**What to do**
Within the entries below, every line containing "meals" is to be copied.

(Source records)
..............................

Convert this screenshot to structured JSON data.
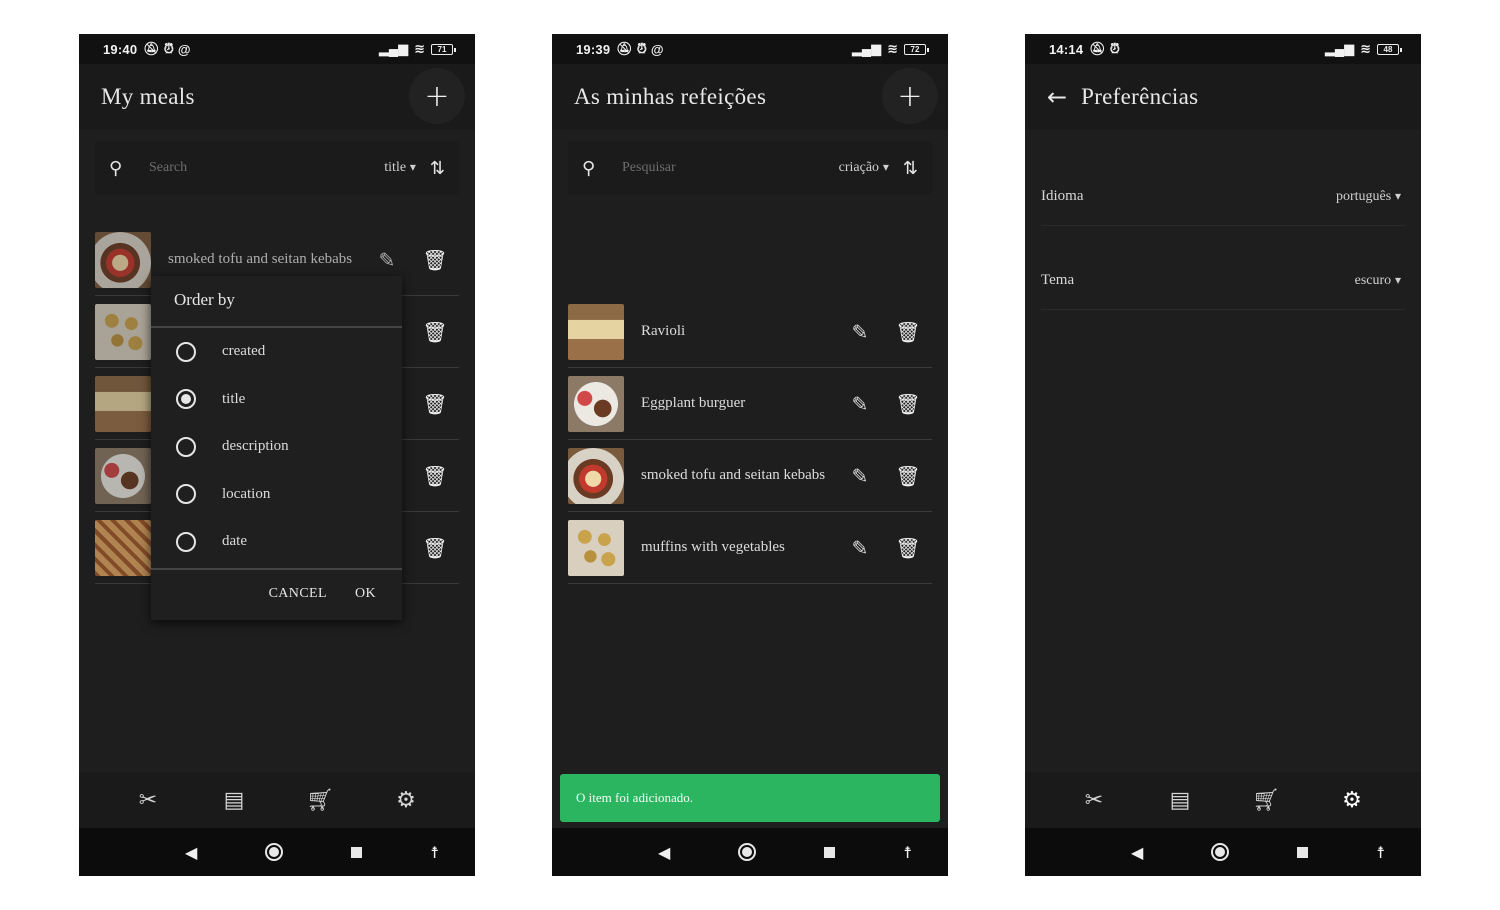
{
  "screens": [
    {
      "status": {
        "time": "19:40",
        "battery": "71"
      },
      "appbar": {
        "title": "My meals",
        "add_icon": "+"
      },
      "search": {
        "placeholder": "Search",
        "order_value": "title"
      },
      "meals": [
        "smoked tofu and seitan kebabs"
      ],
      "order_dialog": {
        "title": "Order by",
        "options": [
          "created",
          "title",
          "description",
          "location",
          "date"
        ],
        "selected": "title",
        "cancel": "CANCEL",
        "ok": "OK"
      }
    },
    {
      "status": {
        "time": "19:39",
        "battery": "72"
      },
      "appbar": {
        "title": "As minhas refeições",
        "add_icon": "+"
      },
      "search": {
        "placeholder": "Pesquisar",
        "order_value": "criação"
      },
      "meals": [
        "Ravioli",
        "Eggplant burguer",
        "smoked tofu and seitan kebabs",
        "muffins with vegetables"
      ],
      "snackbar": "O item foi adicionado.",
      "snackbar_color": "#2bb561"
    },
    {
      "status": {
        "time": "14:14",
        "battery": "48"
      },
      "appbar": {
        "title": "Preferências",
        "back_icon": "←"
      },
      "preferences": [
        {
          "label": "Idioma",
          "value": "português"
        },
        {
          "label": "Tema",
          "value": "escuro"
        }
      ]
    }
  ],
  "bottom_nav": [
    "meals-icon",
    "recipes-icon",
    "shopping-cart-icon",
    "settings-icon"
  ],
  "system_nav": [
    "back-triangle-icon",
    "home-circle-icon",
    "recents-square-icon",
    "accessibility-icon"
  ]
}
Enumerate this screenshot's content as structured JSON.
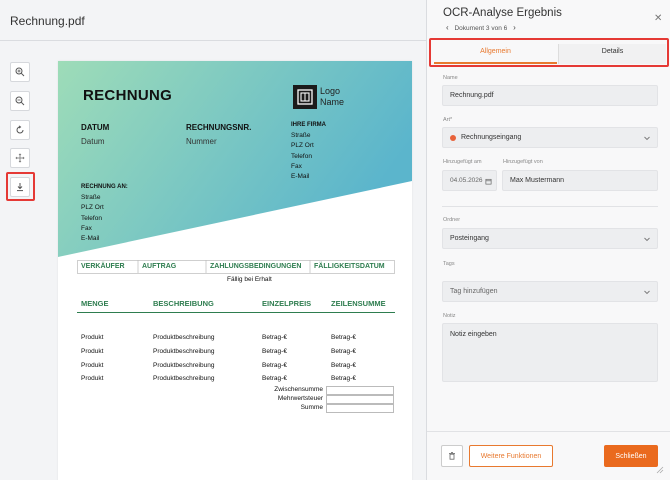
{
  "viewer": {
    "file_title": "Rechnung.pdf",
    "tools": [
      {
        "icon": "zoom-in-icon"
      },
      {
        "icon": "zoom-out-icon"
      },
      {
        "icon": "rotate-icon"
      },
      {
        "icon": "move-icon"
      },
      {
        "icon": "download-icon"
      }
    ]
  },
  "invoice": {
    "title": "RECHNUNG",
    "logo_line1": "Logo",
    "logo_line2": "Name",
    "datum_label": "DATUM",
    "datum_value": "Datum",
    "nr_label": "RECHNUNGSNR.",
    "nr_value": "Nummer",
    "firma_label": "IHRE FIRMA",
    "firma_lines": [
      "Straße",
      "PLZ Ort",
      "Telefon",
      "Fax",
      "E-Mail"
    ],
    "recipient_label": "RECHNUNG AN:",
    "recipient_lines": [
      "Straße",
      "PLZ Ort",
      "Telefon",
      "Fax",
      "E-Mail"
    ],
    "top_table_headers": [
      "VERKÄUFER",
      "AUFTRAG",
      "ZAHLUNGSBEDINGUNGEN",
      "FÄLLIGKEITSDATUM"
    ],
    "top_table_value": "Fällig bei Erhalt",
    "columns": [
      "MENGE",
      "BESCHREIBUNG",
      "EINZELPREIS",
      "ZEILENSUMME"
    ],
    "rows": [
      [
        "Produkt",
        "Produktbeschreibung",
        "Betrag-€",
        "Betrag-€"
      ],
      [
        "Produkt",
        "Produktbeschreibung",
        "Betrag-€",
        "Betrag-€"
      ],
      [
        "Produkt",
        "Produktbeschreibung",
        "Betrag-€",
        "Betrag-€"
      ],
      [
        "Produkt",
        "Produktbeschreibung",
        "Betrag-€",
        "Betrag-€"
      ]
    ],
    "summary_labels": [
      "Zwischensumme",
      "Mehrwertsteuer",
      "Summe"
    ],
    "gradient_colors": [
      "#9edcb8",
      "#5bb5cc"
    ],
    "heading_green": "#2e7d4f"
  },
  "panel": {
    "title": "OCR-Analyse Ergebnis",
    "doc_nav": "Dokument 3 von 6",
    "tabs": {
      "allgemein": "Allgemein",
      "details": "Details"
    },
    "name_label": "Name",
    "name_value": "Rechnung.pdf",
    "art_label": "Art*",
    "art_value": "Rechnungseingang",
    "art_dot_color": "#e8623a",
    "added_on_label": "Hinzugefügt am",
    "added_on_value": "04.05.2026",
    "added_by_label": "Hinzugefügt von",
    "added_by_value": "Max Mustermann",
    "folder_label": "Ordner",
    "folder_value": "Posteingang",
    "tags_label": "Tags",
    "tags_placeholder": "Tag hinzufügen",
    "note_label": "Notiz",
    "note_placeholder": "Notiz eingeben",
    "more_button": "Weitere Funktionen",
    "close_button": "Schließen",
    "accent_color": "#ea6a1e"
  }
}
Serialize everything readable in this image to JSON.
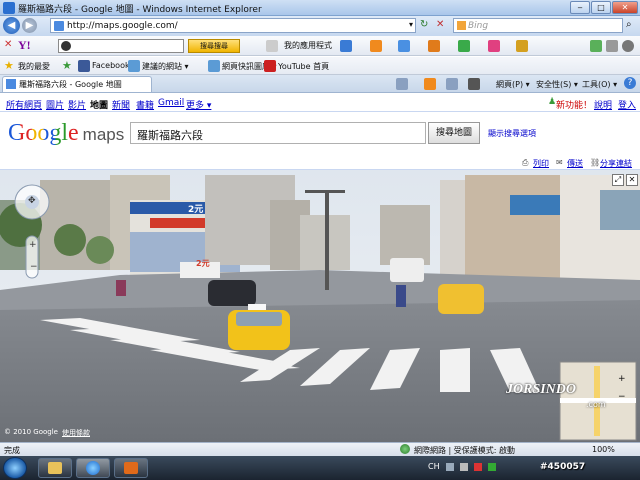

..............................

**Exercise solution**
        "title": "My meals",
      "meals": [
      "meals": [
    "meals-icon",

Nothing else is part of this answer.